Data supplied:
------------------------------------------------------------
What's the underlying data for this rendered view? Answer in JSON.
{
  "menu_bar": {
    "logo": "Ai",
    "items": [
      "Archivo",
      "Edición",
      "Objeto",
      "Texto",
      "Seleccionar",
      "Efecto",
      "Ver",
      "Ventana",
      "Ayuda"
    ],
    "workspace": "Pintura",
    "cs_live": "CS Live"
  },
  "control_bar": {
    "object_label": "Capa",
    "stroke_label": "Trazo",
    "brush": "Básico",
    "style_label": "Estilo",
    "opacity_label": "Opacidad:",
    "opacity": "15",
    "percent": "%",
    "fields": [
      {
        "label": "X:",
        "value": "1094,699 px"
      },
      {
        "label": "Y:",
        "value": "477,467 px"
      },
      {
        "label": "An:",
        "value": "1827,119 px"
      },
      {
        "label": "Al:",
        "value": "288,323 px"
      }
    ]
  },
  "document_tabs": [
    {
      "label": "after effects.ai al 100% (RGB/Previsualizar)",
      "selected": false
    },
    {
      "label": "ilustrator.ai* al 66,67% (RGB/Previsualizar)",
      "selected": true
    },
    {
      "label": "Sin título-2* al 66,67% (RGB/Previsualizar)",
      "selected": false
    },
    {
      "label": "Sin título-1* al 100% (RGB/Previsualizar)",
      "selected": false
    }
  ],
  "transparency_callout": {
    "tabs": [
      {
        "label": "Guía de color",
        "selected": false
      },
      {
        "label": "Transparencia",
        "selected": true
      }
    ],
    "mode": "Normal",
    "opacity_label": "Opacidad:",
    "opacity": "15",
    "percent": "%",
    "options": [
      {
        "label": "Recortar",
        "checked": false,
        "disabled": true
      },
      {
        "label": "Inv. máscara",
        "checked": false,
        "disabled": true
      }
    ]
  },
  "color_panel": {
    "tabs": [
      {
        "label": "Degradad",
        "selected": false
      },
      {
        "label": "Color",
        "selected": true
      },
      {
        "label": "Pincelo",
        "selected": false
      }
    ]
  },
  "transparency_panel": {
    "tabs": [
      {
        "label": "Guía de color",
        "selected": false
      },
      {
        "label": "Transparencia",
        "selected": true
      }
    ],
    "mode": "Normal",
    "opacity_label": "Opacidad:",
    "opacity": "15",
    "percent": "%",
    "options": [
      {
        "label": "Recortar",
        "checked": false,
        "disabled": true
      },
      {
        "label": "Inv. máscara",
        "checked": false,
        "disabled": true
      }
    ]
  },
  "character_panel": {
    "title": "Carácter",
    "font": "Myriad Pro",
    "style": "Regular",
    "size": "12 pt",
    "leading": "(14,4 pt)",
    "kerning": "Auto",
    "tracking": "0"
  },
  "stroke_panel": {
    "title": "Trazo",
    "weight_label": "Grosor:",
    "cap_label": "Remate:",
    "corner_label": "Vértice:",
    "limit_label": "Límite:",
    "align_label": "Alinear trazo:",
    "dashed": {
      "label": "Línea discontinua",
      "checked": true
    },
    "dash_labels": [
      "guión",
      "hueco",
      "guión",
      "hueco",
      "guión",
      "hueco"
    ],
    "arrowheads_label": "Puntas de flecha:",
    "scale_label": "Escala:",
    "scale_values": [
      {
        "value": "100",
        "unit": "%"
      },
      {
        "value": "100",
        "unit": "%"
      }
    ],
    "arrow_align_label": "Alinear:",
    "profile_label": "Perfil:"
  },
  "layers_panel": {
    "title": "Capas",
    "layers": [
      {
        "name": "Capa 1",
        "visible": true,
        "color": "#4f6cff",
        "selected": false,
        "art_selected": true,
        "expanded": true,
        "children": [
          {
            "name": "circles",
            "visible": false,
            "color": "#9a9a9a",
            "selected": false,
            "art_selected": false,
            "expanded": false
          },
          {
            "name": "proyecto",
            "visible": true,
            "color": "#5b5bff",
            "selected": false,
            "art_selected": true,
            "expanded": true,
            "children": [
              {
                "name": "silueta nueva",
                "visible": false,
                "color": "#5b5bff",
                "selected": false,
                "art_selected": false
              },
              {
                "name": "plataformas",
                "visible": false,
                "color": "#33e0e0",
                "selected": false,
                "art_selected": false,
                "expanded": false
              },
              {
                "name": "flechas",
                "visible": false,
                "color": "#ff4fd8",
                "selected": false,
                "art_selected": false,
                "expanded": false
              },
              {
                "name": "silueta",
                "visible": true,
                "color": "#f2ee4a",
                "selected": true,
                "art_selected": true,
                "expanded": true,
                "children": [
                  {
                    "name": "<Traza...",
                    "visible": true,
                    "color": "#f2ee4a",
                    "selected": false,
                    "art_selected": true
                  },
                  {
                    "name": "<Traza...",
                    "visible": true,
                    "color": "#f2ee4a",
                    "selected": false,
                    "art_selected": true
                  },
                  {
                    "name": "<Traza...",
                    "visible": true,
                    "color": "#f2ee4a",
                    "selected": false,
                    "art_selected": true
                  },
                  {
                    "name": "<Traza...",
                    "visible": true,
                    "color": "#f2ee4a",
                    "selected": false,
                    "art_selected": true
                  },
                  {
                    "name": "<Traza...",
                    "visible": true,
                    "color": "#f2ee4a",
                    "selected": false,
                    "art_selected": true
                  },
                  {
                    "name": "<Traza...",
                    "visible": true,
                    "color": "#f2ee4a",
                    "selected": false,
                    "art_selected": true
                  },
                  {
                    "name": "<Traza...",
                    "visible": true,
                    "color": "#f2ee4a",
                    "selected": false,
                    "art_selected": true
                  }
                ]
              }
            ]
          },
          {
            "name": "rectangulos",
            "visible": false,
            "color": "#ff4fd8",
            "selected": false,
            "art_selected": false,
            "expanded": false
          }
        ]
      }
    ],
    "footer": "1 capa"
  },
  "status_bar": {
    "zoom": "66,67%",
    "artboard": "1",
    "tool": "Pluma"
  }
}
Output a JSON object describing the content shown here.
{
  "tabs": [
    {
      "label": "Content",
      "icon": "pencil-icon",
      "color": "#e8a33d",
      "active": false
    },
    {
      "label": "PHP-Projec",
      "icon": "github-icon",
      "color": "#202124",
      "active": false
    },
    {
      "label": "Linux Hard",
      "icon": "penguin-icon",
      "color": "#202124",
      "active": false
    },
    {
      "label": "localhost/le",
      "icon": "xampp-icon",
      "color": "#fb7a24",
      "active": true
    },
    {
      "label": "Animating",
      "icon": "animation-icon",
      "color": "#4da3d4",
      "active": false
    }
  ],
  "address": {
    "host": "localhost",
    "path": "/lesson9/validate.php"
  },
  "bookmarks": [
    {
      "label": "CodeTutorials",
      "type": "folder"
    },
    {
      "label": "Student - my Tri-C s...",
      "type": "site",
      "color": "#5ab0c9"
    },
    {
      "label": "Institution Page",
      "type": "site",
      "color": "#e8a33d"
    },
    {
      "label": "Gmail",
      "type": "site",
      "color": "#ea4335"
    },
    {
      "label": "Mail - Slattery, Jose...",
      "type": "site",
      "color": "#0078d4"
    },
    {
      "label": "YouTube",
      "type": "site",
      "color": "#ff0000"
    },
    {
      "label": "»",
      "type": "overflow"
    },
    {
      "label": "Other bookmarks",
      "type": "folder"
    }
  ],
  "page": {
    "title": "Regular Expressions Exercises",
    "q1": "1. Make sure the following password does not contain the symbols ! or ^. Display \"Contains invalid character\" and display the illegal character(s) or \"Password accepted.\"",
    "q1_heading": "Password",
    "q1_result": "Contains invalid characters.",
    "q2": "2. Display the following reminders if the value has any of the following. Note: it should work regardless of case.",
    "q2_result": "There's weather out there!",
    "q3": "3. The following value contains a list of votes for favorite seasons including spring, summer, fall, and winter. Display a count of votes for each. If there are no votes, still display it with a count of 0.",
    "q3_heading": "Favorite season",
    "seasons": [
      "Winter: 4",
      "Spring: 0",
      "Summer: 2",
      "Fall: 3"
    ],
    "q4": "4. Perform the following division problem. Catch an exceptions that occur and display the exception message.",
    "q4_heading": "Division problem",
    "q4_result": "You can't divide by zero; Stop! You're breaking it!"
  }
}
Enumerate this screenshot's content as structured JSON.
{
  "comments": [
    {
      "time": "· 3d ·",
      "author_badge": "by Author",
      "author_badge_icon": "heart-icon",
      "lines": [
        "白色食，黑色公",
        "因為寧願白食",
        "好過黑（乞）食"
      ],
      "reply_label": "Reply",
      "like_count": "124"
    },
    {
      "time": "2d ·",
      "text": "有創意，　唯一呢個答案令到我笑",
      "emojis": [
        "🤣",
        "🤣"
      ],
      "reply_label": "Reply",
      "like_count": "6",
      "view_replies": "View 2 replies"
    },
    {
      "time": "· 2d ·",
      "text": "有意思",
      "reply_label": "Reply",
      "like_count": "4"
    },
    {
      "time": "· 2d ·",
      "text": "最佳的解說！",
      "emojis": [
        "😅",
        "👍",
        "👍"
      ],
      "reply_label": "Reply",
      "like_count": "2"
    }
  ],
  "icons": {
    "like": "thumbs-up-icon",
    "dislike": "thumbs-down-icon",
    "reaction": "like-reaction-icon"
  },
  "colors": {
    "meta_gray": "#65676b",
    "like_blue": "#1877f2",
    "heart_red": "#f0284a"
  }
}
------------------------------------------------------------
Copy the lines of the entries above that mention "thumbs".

    "like": "thumbs-up-icon",
    "dislike": "thumbs-down-icon",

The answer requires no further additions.